▶ Work instructions
Identify, in the records below, every line where the string "Figyelem" appears, and copy each such line.

Excerpts from an interface dataset:
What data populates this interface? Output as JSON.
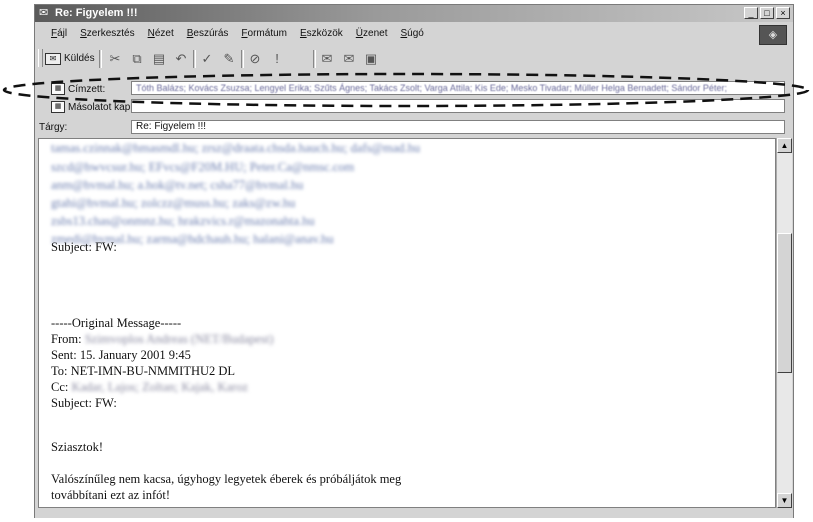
{
  "window": {
    "title": "Re: Figyelem !!!",
    "controls": [
      "_",
      "□",
      "×"
    ]
  },
  "menu": [
    "Fájl",
    "Szerkesztés",
    "Nézet",
    "Beszúrás",
    "Formátum",
    "Eszközök",
    "Üzenet",
    "Súgó"
  ],
  "toolbar": {
    "send_label": "Küldés",
    "icons": [
      "cut-icon",
      "copy-icon",
      "paste-icon",
      "undo-icon",
      "check-names-icon",
      "spelling-icon",
      "attach-icon",
      "priority-icon",
      "sign-icon",
      "encrypt-icon",
      "offline-icon"
    ]
  },
  "headers": {
    "to_label": "Címzett:",
    "to_value": "Tóth Balázs; Kovács Zsuzsa; Lengyel Erika; Szűts Ágnes; Takács Zsolt; Varga Attila; Kis Ede; Mesko Tivadar; Müller Helga Bernadett; Sándor Péter;",
    "cc_label": "Másolatot kap:",
    "cc_value": "",
    "subject_label": "Tárgy:",
    "subject_value": "Re: Figyelem !!!"
  },
  "body": {
    "blurred_lines": [
      "tamas.czinnak@hmasmdl.hu; zrsz@draata.chsda.hauch.hu; dafs@mad.hu",
      "szcd@hwvcsur.hu; EFvcs@F20M.HU; Peter.Ca@nmsc.com",
      "anm@hvmal.hu; a.hok@tv.net; csha77@hvmal.hu",
      "gtahi@hvmal.hu; zolczz@muss.hu; zaks@zw.hu",
      "zsbs13.chas@onmnz.hu; hrakzvics.r@mazonahta.hu",
      "zmedi@hvmal.hu; zarma@hdchauh.hu; halani@anav.hu"
    ],
    "subject1": "Subject: FW:",
    "orig_marker": "-----Original Message-----",
    "from_label": "From:",
    "from_value": "Szimvoplos Andreas (NET/Budapest)",
    "sent": "Sent: 15. January 2001 9:45",
    "to": "To: NET-IMN-BU-NMMITHU2 DL",
    "cc_label": "Cc:",
    "cc_value": "Kadar, Lajos; Zoltan; Kajak, Karoz",
    "subject2": "Subject: FW:",
    "greeting": "Sziasztok!",
    "line1": "Valószínűleg nem kacsa, úgyhogy legyetek éberek és próbáljátok meg",
    "line2": "továbbítani ezt az infót!"
  },
  "colors": {
    "titlebar_dark": "#5a5a5a",
    "chrome": "#d4d4d4",
    "blurred_link": "#6d7fb0"
  }
}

▶ Answer to the exercise
    "title": "Re: Figyelem !!!",
    "subject_value": "Re: Figyelem !!!"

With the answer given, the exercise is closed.